After position-specific drills finished up the Bucs moved on to a few very simple seven-on-seven and team drills. When throwing against a live defense, Trask had some nice completions and targeted his fellow draft pick Jaelon Darden often. On the flip side, Trask also had his fair share of struggles on the first day of practice. The 23-year-old rookie watched a number of passes sail too high for his intended receivers and even had one pass intercepted by former Navy defensive back Cameron Kinley.
But when asked about Trask’s performance after practice, Arians had nothing but praise for his newest quarterback.

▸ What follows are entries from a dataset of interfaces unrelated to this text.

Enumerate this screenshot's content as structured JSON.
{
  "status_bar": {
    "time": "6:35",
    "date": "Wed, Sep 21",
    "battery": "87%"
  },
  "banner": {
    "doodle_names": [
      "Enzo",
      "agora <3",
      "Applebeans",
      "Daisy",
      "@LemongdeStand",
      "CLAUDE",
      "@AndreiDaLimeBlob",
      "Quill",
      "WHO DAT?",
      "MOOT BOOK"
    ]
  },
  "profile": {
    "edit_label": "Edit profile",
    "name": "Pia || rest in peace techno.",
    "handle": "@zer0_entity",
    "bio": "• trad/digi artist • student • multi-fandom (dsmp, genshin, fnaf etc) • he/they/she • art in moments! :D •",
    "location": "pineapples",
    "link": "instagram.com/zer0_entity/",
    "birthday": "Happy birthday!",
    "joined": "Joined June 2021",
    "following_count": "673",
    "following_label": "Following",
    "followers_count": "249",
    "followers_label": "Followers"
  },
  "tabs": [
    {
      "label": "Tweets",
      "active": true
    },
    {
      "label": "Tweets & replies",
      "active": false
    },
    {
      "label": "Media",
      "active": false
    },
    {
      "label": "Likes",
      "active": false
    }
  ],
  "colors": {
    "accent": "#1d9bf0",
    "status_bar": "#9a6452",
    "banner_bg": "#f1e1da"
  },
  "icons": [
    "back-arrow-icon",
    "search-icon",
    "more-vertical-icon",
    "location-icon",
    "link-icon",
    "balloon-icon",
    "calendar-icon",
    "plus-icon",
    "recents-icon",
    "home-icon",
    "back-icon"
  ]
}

“He grasped (the offense) very well,” Arians said. “He was throwing the ball where it was supposed to go, had a couple of drops on him. But I thought he looked really good.”
ILB Grant Stuard Already Leading The Defense

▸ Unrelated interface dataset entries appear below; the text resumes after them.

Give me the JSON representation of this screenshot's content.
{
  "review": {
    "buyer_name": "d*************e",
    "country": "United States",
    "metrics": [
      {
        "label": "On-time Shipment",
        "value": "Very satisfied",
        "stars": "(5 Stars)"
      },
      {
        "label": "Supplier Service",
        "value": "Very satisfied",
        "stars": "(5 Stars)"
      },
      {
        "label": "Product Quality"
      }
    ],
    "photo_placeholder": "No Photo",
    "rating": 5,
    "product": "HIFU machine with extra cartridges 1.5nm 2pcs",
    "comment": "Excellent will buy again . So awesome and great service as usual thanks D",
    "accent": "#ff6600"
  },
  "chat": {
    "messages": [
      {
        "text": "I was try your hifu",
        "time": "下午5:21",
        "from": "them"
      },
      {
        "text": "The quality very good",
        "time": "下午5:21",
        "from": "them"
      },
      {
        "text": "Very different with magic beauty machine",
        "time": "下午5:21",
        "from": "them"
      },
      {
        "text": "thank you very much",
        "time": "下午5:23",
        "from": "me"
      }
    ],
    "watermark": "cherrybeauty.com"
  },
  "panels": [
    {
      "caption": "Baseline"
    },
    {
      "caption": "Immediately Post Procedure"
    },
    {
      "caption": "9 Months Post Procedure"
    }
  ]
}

As the media is limited to watching the Bucs’ practice from one limited location behind the end zone on the far side of the field, it’s not always easy to pick up what players are saying – or even shouting – as they move between drills. This wasn’t the case for Tampa Bay’s seventh-round pick, Grant Stuard. As the defense was leaving their positional drills and heading over to meet the offense for the team’s seven-on-seven period, Stuard was the first player off of that field and could be heard rallying the defensive side of the ball over.
It may seem like something small in the grand scheme, but for a Day 3 pick who was praised by general manager Jason Licht for his energy, passion and big heart, it may be a major step toward proving that evaluation right at the next level.

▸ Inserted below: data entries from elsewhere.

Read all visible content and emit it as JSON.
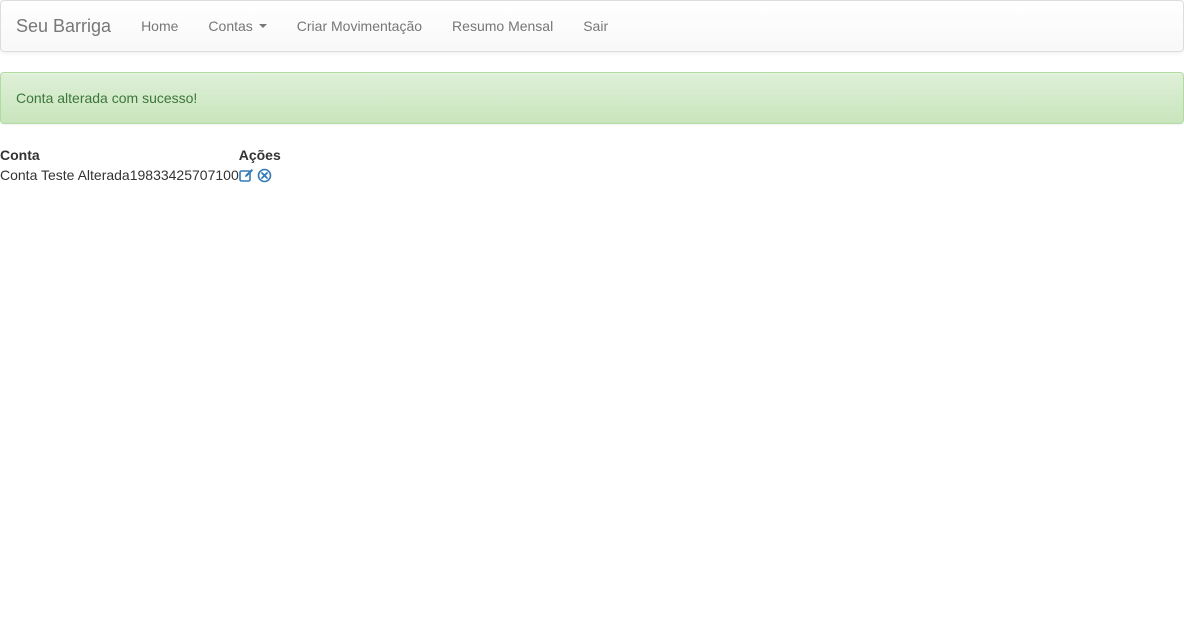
{
  "navbar": {
    "brand": "Seu Barriga",
    "items": [
      {
        "label": "Home"
      },
      {
        "label": "Contas",
        "has_dropdown": true
      },
      {
        "label": "Criar Movimentação"
      },
      {
        "label": "Resumo Mensal"
      },
      {
        "label": "Sair"
      }
    ]
  },
  "alert": {
    "message": "Conta alterada com sucesso!",
    "type": "success"
  },
  "table": {
    "headers": {
      "account": "Conta",
      "actions": "Ações"
    },
    "rows": [
      {
        "account": "Conta Teste Alterada19833425707100",
        "actions": [
          "edit-icon",
          "remove-icon"
        ]
      }
    ]
  },
  "colors": {
    "link_icon": "#337ab7",
    "alert_text": "#3c763d",
    "nav_text": "#777777"
  }
}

WR Darden Catching Punts, Getting Plenty Of Looks
Though Darden was just one of two receivers at rookie mini-camp, he hit it off well with Trask during passing drills. But before that, Darden opened up practice catching punts while the Bucs worked on special teams. He looked very comfortable in that role as the coaches got their first look at the potential starting returner. With his amount of speed, Darden gives himself a chance to win the role.
“He looked really clean catching every single punt,” Arians said. “And he looks really, really explosive as a receiver.”
When it came to the passing drills against the defense, Darden was able to get himself space due to his speed and found a connection with Trask. He was getting open on both sides of the field, catching the attention of the coaches because of it. Since he took every single rep on the field, he was gassed by the end of it.
“I thought he looked really really good until he got really tired,” Arians said. ” He took every single rep.”
While it’s usually tough to gauge how well an offensive lineman is doing in a practice with no pads on, there was a note of interest in Robert Hainsey due to the position he was playing. Hainsey told the media before practice that he was going to play center during this mini-camp. It was not known exactly where he would be playing at the time due to his versatility.
“I’m working center right now.” Hainsey said. “I like it. I think it fits me well, I think I know what I’m doing. learning the offense as much as I can but trying to help all the other guys too and get us in the right position to do our jobs.”
Hainsey worked in drills with the offensive lineman but was also seen getting one-one-one coaching with an assistant coach. Overall, coach Arians was pleased with how the first day of practice went down.